Spectral response range: 340 to 780 nm Spectral resolution: 15 nm max.

MultiSpeq - Photosynq, fluorometer / colorimeter for photosynthetic activity

Photosynq beta-image.jpg

Science Buddies - with Multimeter

NZ nano - similar to ours laser cut setup

NZ Nano Great Links to other sites

Open-source mobile water quality testing platform / 3D printed Colorimeter - from J. Pearce lab

OS-Colorimeter pearce.jpg

IO Rodeo Open Source Colorimeter

Arduino based Open source DIY kit Colorimeter

IOrodeo colorimeter.JPG

IO Rodeo Open Source CheapStat

CheapStat Cyclic Voltametry

PASCO scientific

Vernier Colorimeter

For Colleges and High-School Science classes


Videos / Interviews

A final Quote

"There is a growing realization that innovation processes do not automatically follow from the results of research, whatever their potential may be. The “linear model,” which foresees that basic research will somehow find its way to being transferred or translated into applied research, which will in turn later appear on the market in the form of commercially viable products or processes, appears as an idealized version of what happened in a given historical period, namely, after World War II. Nor can today’s innovation processes be left to entrepreneurs alone, however strong their “restlessness” (in a Schumpeterian sense) may be. The omnipresent quest for innovation, caught up as it has been in a globalized world, is a hybrid of many elements. It includes the availability of venture capital, and the creativity of determined individuals as much as the flexibility of institutions and regulatory processes".

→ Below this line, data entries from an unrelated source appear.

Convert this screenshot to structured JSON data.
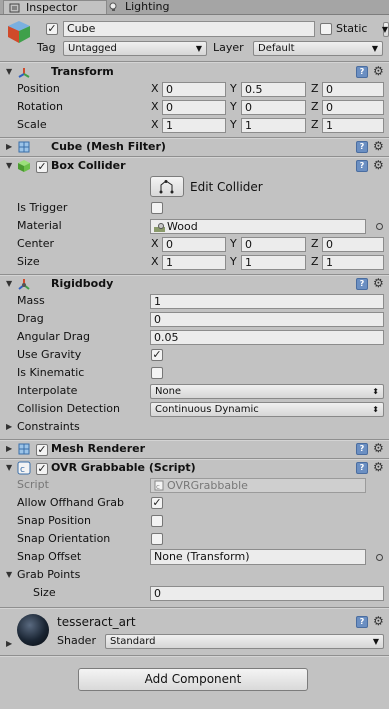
{
  "tabs": [
    {
      "label": "Inspector"
    },
    {
      "label": "Lighting"
    }
  ],
  "object": {
    "name": "Cube",
    "static_label": "Static",
    "tag_label": "Tag",
    "tag_value": "Untagged",
    "layer_label": "Layer",
    "layer_value": "Default"
  },
  "transform": {
    "title": "Transform",
    "position": {
      "label": "Position",
      "x": "0",
      "y": "0.5",
      "z": "0"
    },
    "rotation": {
      "label": "Rotation",
      "x": "0",
      "y": "0",
      "z": "0"
    },
    "scale": {
      "label": "Scale",
      "x": "1",
      "y": "1",
      "z": "1"
    }
  },
  "axis": {
    "x": "X",
    "y": "Y",
    "z": "Z"
  },
  "mesh_filter": {
    "title": "Cube (Mesh Filter)"
  },
  "box_collider": {
    "title": "Box Collider",
    "edit_label": "Edit Collider",
    "is_trigger_label": "Is Trigger",
    "material_label": "Material",
    "material_value": "Wood",
    "center": {
      "label": "Center",
      "x": "0",
      "y": "0",
      "z": "0"
    },
    "size": {
      "label": "Size",
      "x": "1",
      "y": "1",
      "z": "1"
    }
  },
  "rigidbody": {
    "title": "Rigidbody",
    "mass_label": "Mass",
    "mass": "1",
    "drag_label": "Drag",
    "drag": "0",
    "angular_drag_label": "Angular Drag",
    "angular_drag": "0.05",
    "use_gravity_label": "Use Gravity",
    "use_gravity": true,
    "is_kinematic_label": "Is Kinematic",
    "is_kinematic": false,
    "interpolate_label": "Interpolate",
    "interpolate": "None",
    "collision_label": "Collision Detection",
    "collision": "Continuous Dynamic",
    "constraints_label": "Constraints"
  },
  "mesh_renderer": {
    "title": "Mesh Renderer"
  },
  "ovr_grabbable": {
    "title": "OVR Grabbable (Script)",
    "script_label": "Script",
    "script_value": "OVRGrabbable",
    "allow_offhand_label": "Allow Offhand Grab",
    "allow_offhand": true,
    "snap_position_label": "Snap Position",
    "snap_orientation_label": "Snap Orientation",
    "snap_offset_label": "Snap Offset",
    "snap_offset": "None (Transform)",
    "grab_points_label": "Grab Points",
    "size_label": "Size",
    "size": "0"
  },
  "material": {
    "name": "tesseract_art",
    "shader_label": "Shader",
    "shader_value": "Standard"
  },
  "add_component_label": "Add Component",
  "colors": {
    "panel_bg": "#c2c2c2",
    "tab_bg": "#a5a5a5",
    "field_bg": "#ececec",
    "help_icon": "#6b8fc2"
  }
}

- Helga Nowotny, The Quest for Innovation and Cultures of Technology, 2006